North Korean hackers are increasingly stealing bitcoin in an attempt to offset international sanctions and raise funds for the government of Kim Jong-un, researchers say.
According to cybersecurity firm FireEye, at least three South Korean cryptocurrency exchanges have been targeted since May by state-sponsored actors working for Pyongyang.
The hackers are said to have sent spearphising emails containing PEACHPIT, malware previously linked to North Korea, to the personal accounts of employees at the exchanges.
A timeline presented by FireEye shows what appears to be an uptick in attacks against cryptocurrency-related entities in South Korea following the United States’ April announcement concerning economic sanctions against Pyongyang.
“While bitcoin and cryptocurrency exchanges may seem like odd targets for nation state actors interested in funding state coffers, some of the other illicit endeavors North Korea pursues further demonstrate interest in conducting financial crime on the regime’s behalf,” FireEye’s Luke McNamara writes.

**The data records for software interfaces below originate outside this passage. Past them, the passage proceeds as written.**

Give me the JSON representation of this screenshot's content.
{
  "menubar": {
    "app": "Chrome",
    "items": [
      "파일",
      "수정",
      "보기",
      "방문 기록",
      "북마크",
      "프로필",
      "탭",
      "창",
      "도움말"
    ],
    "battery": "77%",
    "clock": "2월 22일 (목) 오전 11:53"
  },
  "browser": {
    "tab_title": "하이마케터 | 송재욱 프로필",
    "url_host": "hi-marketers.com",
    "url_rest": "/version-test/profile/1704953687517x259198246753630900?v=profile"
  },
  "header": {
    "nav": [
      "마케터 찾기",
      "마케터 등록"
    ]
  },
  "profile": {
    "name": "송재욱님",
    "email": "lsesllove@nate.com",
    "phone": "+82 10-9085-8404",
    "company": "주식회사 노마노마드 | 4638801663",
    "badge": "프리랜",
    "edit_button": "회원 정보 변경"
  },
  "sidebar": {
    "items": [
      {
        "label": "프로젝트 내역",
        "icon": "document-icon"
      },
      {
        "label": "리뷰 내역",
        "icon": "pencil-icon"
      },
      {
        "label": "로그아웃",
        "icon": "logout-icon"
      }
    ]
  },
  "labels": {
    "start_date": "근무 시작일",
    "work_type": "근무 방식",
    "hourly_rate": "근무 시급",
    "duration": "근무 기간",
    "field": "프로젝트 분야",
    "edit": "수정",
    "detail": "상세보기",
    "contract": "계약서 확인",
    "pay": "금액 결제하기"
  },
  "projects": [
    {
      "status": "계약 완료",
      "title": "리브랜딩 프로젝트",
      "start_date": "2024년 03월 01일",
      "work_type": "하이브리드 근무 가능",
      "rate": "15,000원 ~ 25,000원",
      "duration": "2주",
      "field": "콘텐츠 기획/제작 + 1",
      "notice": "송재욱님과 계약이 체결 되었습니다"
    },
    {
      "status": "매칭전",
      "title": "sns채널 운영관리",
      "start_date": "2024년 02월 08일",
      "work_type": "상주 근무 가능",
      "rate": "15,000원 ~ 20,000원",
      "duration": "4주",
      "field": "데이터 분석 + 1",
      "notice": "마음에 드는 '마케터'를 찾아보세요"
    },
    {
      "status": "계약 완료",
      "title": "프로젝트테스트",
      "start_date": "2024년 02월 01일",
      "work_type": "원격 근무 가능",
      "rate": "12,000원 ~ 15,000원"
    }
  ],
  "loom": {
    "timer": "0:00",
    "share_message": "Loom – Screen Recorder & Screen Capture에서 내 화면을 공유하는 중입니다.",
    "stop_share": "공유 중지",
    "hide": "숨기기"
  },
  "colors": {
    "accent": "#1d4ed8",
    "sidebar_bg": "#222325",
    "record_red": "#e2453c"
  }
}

FireEye also said the hackers had compromised an English-language bitcoin news site in what may have been an attempt to target its users.
Known more for standard espionage, North Korean hackers are increasingly compromising financial institutions for the sole purpose of monetary gain.
In what is believed to be its first such attack, Pyongyang successfully stole $81 million in 2016 after hacking into the central bank of Bangladesh.
“Consequently, it should be no surprise that cryptocurrencies, as an emerging asset class, are becoming a target of interest by a regime that operates in many ways like a criminal enterprise,” McNamara writes.
Cybersecurity analysts believe North Korea will likely devote more resources to obtaining digital currencies as the international community pushes back against Pyongyang’s missile and nuclear weapons programs.
The United Nations Security Council Monday approved the latest U.S.-led sanctions package against the Kim regime following North Korea’s test of a purported hydrogen bomb.
Last May, suspected North Korean hackers began targeting U.N. experts investigating potential sanctions violations by the regime.
This post originally appeared on Infowars